§ **Exercise description**
Filter the data below, keeping only lines that contain "Parcel".

§ **Recorded data**
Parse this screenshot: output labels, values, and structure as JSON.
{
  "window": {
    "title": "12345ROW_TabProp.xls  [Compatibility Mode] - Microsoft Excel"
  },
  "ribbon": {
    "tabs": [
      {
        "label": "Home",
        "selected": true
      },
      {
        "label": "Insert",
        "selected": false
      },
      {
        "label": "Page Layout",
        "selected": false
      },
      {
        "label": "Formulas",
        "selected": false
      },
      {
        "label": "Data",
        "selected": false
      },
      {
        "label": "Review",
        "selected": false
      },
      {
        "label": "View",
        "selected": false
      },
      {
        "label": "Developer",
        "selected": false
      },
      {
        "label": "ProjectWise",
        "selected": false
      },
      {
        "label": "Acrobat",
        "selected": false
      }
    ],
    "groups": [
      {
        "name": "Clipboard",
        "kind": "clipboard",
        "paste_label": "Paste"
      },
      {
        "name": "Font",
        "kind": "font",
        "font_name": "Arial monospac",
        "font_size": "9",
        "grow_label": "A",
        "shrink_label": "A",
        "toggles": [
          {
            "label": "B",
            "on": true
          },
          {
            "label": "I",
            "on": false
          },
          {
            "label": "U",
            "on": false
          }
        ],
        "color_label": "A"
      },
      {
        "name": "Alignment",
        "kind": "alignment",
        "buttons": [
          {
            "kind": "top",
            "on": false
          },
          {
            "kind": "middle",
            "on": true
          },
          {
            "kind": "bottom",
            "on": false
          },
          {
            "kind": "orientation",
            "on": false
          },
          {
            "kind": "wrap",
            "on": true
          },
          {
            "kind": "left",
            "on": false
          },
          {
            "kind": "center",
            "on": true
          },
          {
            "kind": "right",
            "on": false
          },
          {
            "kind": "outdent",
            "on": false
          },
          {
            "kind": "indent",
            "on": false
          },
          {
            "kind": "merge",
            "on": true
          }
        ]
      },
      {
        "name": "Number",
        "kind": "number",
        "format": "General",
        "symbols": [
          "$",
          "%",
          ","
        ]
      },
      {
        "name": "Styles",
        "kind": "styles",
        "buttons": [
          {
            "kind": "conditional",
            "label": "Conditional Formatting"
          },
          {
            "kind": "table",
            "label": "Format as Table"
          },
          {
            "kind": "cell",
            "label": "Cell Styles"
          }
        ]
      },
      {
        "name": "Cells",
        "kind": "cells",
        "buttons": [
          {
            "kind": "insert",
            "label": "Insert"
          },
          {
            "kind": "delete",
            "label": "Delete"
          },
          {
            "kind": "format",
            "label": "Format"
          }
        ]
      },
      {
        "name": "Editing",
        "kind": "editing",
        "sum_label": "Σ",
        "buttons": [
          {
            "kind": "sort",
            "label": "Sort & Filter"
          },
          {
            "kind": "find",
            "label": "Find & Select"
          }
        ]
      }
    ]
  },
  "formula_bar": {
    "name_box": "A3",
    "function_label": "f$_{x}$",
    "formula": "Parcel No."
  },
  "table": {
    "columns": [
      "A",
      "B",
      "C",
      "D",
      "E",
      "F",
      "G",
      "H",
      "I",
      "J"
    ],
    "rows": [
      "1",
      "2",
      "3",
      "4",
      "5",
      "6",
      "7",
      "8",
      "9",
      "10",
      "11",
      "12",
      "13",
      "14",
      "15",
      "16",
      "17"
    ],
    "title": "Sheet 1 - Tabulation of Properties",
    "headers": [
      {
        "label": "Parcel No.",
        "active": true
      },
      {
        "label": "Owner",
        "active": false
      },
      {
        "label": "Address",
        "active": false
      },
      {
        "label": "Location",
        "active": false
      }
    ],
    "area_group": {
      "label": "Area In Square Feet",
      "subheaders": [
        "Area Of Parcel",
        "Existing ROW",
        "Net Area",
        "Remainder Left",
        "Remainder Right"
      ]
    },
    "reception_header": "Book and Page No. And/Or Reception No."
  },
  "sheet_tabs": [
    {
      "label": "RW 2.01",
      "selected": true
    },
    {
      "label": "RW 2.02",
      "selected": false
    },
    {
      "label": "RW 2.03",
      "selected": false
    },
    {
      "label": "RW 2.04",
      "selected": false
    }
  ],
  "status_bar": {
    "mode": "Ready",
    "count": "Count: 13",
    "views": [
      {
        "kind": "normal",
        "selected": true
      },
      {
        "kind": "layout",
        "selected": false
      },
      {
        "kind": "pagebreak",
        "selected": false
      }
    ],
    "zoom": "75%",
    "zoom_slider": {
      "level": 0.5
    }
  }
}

§ **Answer box**
    "formula": "Parcel No."
        "label": "Parcel No.",
        "Area Of Parcel",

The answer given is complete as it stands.